BEGIN Input material

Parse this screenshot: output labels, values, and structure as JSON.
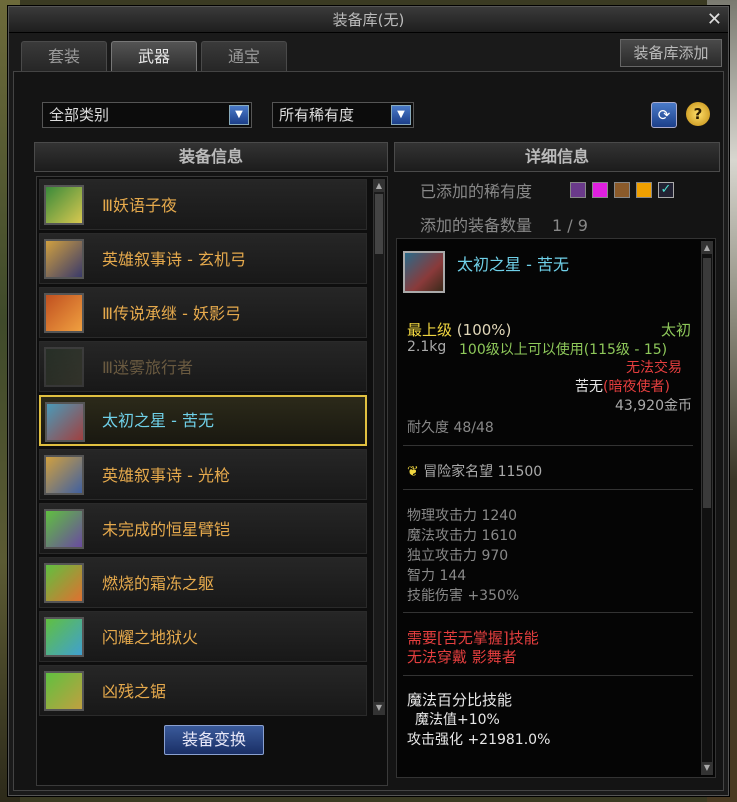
{
  "window": {
    "title": "装备库(无)",
    "close": "✕",
    "add_button": "装备库添加"
  },
  "tabs": [
    {
      "label": "套装",
      "active": false
    },
    {
      "label": "武器",
      "active": true
    },
    {
      "label": "通宝",
      "active": false
    }
  ],
  "filters": {
    "category": "全部类别",
    "rarity": "所有稀有度",
    "refresh_icon": "refresh-icon",
    "help_label": "?"
  },
  "left": {
    "header": "装备信息",
    "items": [
      {
        "name": "Ⅲ妖语子夜",
        "selected": false,
        "faded": false,
        "icon_colors": [
          "#3a8a3a",
          "#d8c850"
        ]
      },
      {
        "name": "英雄叙事诗 - 玄机弓",
        "selected": false,
        "faded": false,
        "icon_colors": [
          "#d0a040",
          "#3a3a6a"
        ]
      },
      {
        "name": "Ⅲ传说承继 - 妖影弓",
        "selected": false,
        "faded": false,
        "icon_colors": [
          "#c05020",
          "#f0a040"
        ]
      },
      {
        "name": "Ⅲ迷雾旅行者",
        "selected": false,
        "faded": true,
        "icon_colors": [
          "#2a3a2a",
          "#4a4a3a"
        ]
      },
      {
        "name": "太初之星 - 苦无",
        "selected": true,
        "faded": false,
        "icon_colors": [
          "#4a9ab8",
          "#a04040"
        ]
      },
      {
        "name": "英雄叙事诗 - 光枪",
        "selected": false,
        "faded": false,
        "icon_colors": [
          "#d0a040",
          "#4060a0"
        ]
      },
      {
        "name": "未完成的恒星臂铠",
        "selected": false,
        "faded": false,
        "icon_colors": [
          "#60c040",
          "#6a4aa0"
        ]
      },
      {
        "name": "燃烧的霜冻之躯",
        "selected": false,
        "faded": false,
        "icon_colors": [
          "#60c040",
          "#e07030"
        ]
      },
      {
        "name": "闪耀之地狱火",
        "selected": false,
        "faded": false,
        "icon_colors": [
          "#60c040",
          "#40a0d0"
        ]
      },
      {
        "name": "凶残之锯",
        "selected": false,
        "faded": false,
        "icon_colors": [
          "#60c040",
          "#c0a040"
        ]
      }
    ],
    "change_button": "装备变换"
  },
  "right": {
    "header": "详细信息",
    "rarity_label": "已添加的稀有度",
    "rarity_colors": [
      "#6a3a8a",
      "#e020e0",
      "#8a5a2a",
      "#f0a000"
    ],
    "rarity_check": "✓",
    "count_label": "添加的装备数量",
    "count_value": "1 / 9"
  },
  "detail": {
    "name": "太初之星 - 苦无",
    "grade": "最上级",
    "grade_pct": "(100%)",
    "rarity": "太初",
    "weight": "2.1kg",
    "level_req": "100级以上可以使用(115级 - 15)",
    "trade": "无法交易",
    "class_name": "苦无",
    "class_req": "(暗夜使者)",
    "price": "43,920金币",
    "durability": "耐久度 48/48",
    "fame_label": "冒险家名望",
    "fame_value": "11500",
    "stats": [
      {
        "label": "物理攻击力",
        "value": "1240"
      },
      {
        "label": "魔法攻击力",
        "value": "1610"
      },
      {
        "label": "独立攻击力",
        "value": "970"
      },
      {
        "label": "智力",
        "value": "144"
      },
      {
        "label": "技能伤害",
        "value": "+350%"
      }
    ],
    "req1": "需要[苦无掌握]技能",
    "req2": "无法穿戴 影舞者",
    "skill_title": "魔法百分比技能",
    "skill_mp": "魔法值+10%",
    "skill_enh": "攻击强化 +21981.0%"
  }
}
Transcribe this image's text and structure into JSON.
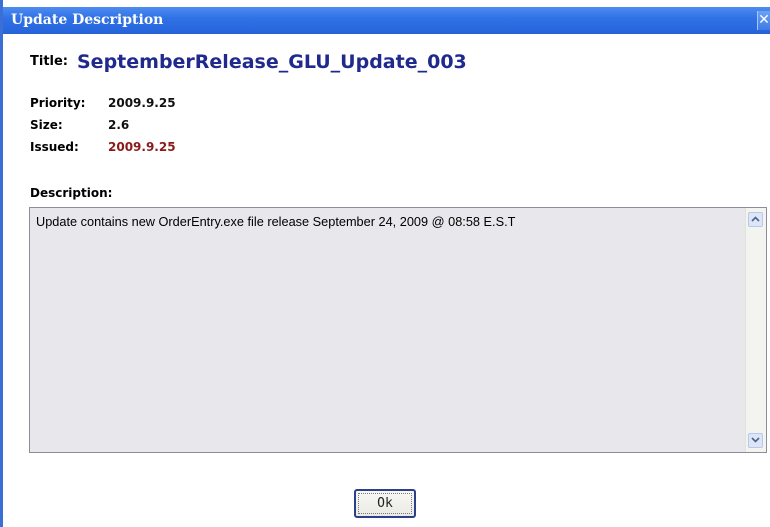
{
  "window": {
    "title": "Update Description",
    "close_icon": "close-icon"
  },
  "update": {
    "title_label": "Title:",
    "title_value": "SeptemberRelease_GLU_Update_003",
    "fields": [
      {
        "label": "Priority:",
        "value": "2009.9.25"
      },
      {
        "label": "Size:",
        "value": "2.6"
      },
      {
        "label": "Issued:",
        "value": "2009.9.25"
      }
    ],
    "issued_color": "#8b1a1a",
    "title_color": "#1f2a8c"
  },
  "description": {
    "label": "Description:",
    "text": "Update contains new OrderEntry.exe file release September 24, 2009 @ 08:58 E.S.T"
  },
  "actions": {
    "ok_label": "Ok"
  }
}
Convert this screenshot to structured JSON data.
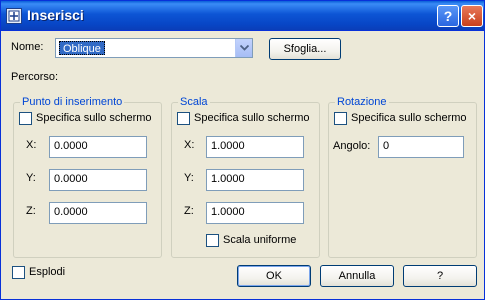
{
  "window": {
    "title": "Inserisci",
    "help_button": "?",
    "close_button": "×"
  },
  "name_row": {
    "label": "Nome:",
    "value": "Oblique",
    "browse_button": "Sfoglia..."
  },
  "path_label": "Percorso:",
  "insertion_point": {
    "title": "Punto di inserimento",
    "specify_on_screen": "Specifica sullo schermo",
    "x_label": "X:",
    "x_value": "0.0000",
    "y_label": "Y:",
    "y_value": "0.0000",
    "z_label": "Z:",
    "z_value": "0.0000"
  },
  "scale": {
    "title": "Scala",
    "specify_on_screen": "Specifica sullo schermo",
    "x_label": "X:",
    "x_value": "1.0000",
    "y_label": "Y:",
    "y_value": "1.0000",
    "z_label": "Z:",
    "z_value": "1.0000",
    "uniform_scale": "Scala uniforme"
  },
  "rotation": {
    "title": "Rotazione",
    "specify_on_screen": "Specifica sullo schermo",
    "angle_label": "Angolo:",
    "angle_value": "0"
  },
  "explode": "Esplodi",
  "buttons": {
    "ok": "OK",
    "cancel": "Annulla",
    "help": "?"
  },
  "colors": {
    "titlebar": "#0a55d5",
    "group_title": "#0046d5",
    "selection": "#316ac5",
    "dialog_bg": "#ece9d8"
  },
  "icons": {
    "title": "insert-block-icon",
    "combo_arrow": "chevron-down-icon"
  }
}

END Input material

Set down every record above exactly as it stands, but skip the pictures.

#### [Exercise response]
Parse this screenshot: output labels, values, and structure as JSON.
{
  "window": {
    "title": "装备库(无)",
    "close": "✕",
    "add_button": "装备库添加"
  },
  "tabs": [
    {
      "label": "套装",
      "active": false
    },
    {
      "label": "武器",
      "active": true
    },
    {
      "label": "通宝",
      "active": false
    }
  ],
  "filters": {
    "category": "全部类别",
    "rarity": "所有稀有度",
    "refresh_icon": "refresh-icon",
    "help_label": "?"
  },
  "left": {
    "header": "装备信息",
    "items": [
      {
        "name": "Ⅲ妖语子夜",
        "selected": false,
        "faded": false,
        "icon_colors": [
          "#3a8a3a",
          "#d8c850"
        ]
      },
      {
        "name": "英雄叙事诗 - 玄机弓",
        "selected": false,
        "faded": false,
        "icon_colors": [
          "#d0a040",
          "#3a3a6a"
        ]
      },
      {
        "name": "Ⅲ传说承继 - 妖影弓",
        "selected": false,
        "faded": false,
        "icon_colors": [
          "#c05020",
          "#f0a040"
        ]
      },
      {
        "name": "Ⅲ迷雾旅行者",
        "selected": false,
        "faded": true,
        "icon_colors": [
          "#2a3a2a",
          "#4a4a3a"
        ]
      },
      {
        "name": "太初之星 - 苦无",
        "selected": true,
        "faded": false,
        "icon_colors": [
          "#4a9ab8",
          "#a04040"
        ]
      },
      {
        "name": "英雄叙事诗 - 光枪",
        "selected": false,
        "faded": false,
        "icon_colors": [
          "#d0a040",
          "#4060a0"
        ]
      },
      {
        "name": "未完成的恒星臂铠",
        "selected": false,
        "faded": false,
        "icon_colors": [
          "#60c040",
          "#6a4aa0"
        ]
      },
      {
        "name": "燃烧的霜冻之躯",
        "selected": false,
        "faded": false,
        "icon_colors": [
          "#60c040",
          "#e07030"
        ]
      },
      {
        "name": "闪耀之地狱火",
        "selected": false,
        "faded": false,
        "icon_colors": [
          "#60c040",
          "#40a0d0"
        ]
      },
      {
        "name": "凶残之锯",
        "selected": false,
        "faded": false,
        "icon_colors": [
          "#60c040",
          "#c0a040"
        ]
      }
    ],
    "change_button": "装备变换"
  },
  "right": {
    "header": "详细信息",
    "rarity_label": "已添加的稀有度",
    "rarity_colors": [
      "#6a3a8a",
      "#e020e0",
      "#8a5a2a",
      "#f0a000"
    ],
    "rarity_check": "✓",
    "count_label": "添加的装备数量",
    "count_value": "1 / 9"
  },
  "detail": {
    "name": "太初之星 - 苦无",
    "grade": "最上级",
    "grade_pct": "(100%)",
    "rarity": "太初",
    "weight": "2.1kg",
    "level_req": "100级以上可以使用(115级 - 15)",
    "trade": "无法交易",
    "class_name": "苦无",
    "class_req": "(暗夜使者)",
    "price": "43,920金币",
    "durability": "耐久度 48/48",
    "fame_label": "冒险家名望",
    "fame_value": "11500",
    "stats": [
      {
        "label": "物理攻击力",
        "value": "1240"
      },
      {
        "label": "魔法攻击力",
        "value": "1610"
      },
      {
        "label": "独立攻击力",
        "value": "970"
      },
      {
        "label": "智力",
        "value": "144"
      },
      {
        "label": "技能伤害",
        "value": "+350%"
      }
    ],
    "req1": "需要[苦无掌握]技能",
    "req2": "无法穿戴 影舞者",
    "skill_title": "魔法百分比技能",
    "skill_mp": "魔法值+10%",
    "skill_enh": "攻击强化 +21981.0%"
  }
}
Transcribe this image's text and structure into JSON.
{
  "window": {
    "title": "Update Description",
    "close_icon": "close-icon"
  },
  "update": {
    "title_label": "Title:",
    "title_value": "SeptemberRelease_GLU_Update_003",
    "fields": [
      {
        "label": "Priority:",
        "value": "2009.9.25"
      },
      {
        "label": "Size:",
        "value": "2.6"
      },
      {
        "label": "Issued:",
        "value": "2009.9.25"
      }
    ],
    "issued_color": "#8b1a1a",
    "title_color": "#1f2a8c"
  },
  "description": {
    "label": "Description:",
    "text": "Update contains new OrderEntry.exe file release September 24, 2009 @ 08:58 E.S.T"
  },
  "actions": {
    "ok_label": "Ok"
  }
}
Convert this screenshot to structured JSON data.
{
  "window": {
    "title": "Inserisci",
    "help_button": "?",
    "close_button": "×"
  },
  "name_row": {
    "label": "Nome:",
    "value": "Oblique",
    "browse_button": "Sfoglia..."
  },
  "path_label": "Percorso:",
  "insertion_point": {
    "title": "Punto di inserimento",
    "specify_on_screen": "Specifica sullo schermo",
    "x_label": "X:",
    "x_value": "0.0000",
    "y_label": "Y:",
    "y_value": "0.0000",
    "z_label": "Z:",
    "z_value": "0.0000"
  },
  "scale": {
    "title": "Scala",
    "specify_on_screen": "Specifica sullo schermo",
    "x_label": "X:",
    "x_value": "1.0000",
    "y_label": "Y:",
    "y_value": "1.0000",
    "z_label": "Z:",
    "z_value": "1.0000",
    "uniform_scale": "Scala uniforme"
  },
  "rotation": {
    "title": "Rotazione",
    "specify_on_screen": "Specifica sullo schermo",
    "angle_label": "Angolo:",
    "angle_value": "0"
  },
  "explode": "Esplodi",
  "buttons": {
    "ok": "OK",
    "cancel": "Annulla",
    "help": "?"
  },
  "colors": {
    "titlebar": "#0a55d5",
    "group_title": "#0046d5",
    "selection": "#316ac5",
    "dialog_bg": "#ece9d8"
  },
  "icons": {
    "title": "insert-block-icon",
    "combo_arrow": "chevron-down-icon"
  }
}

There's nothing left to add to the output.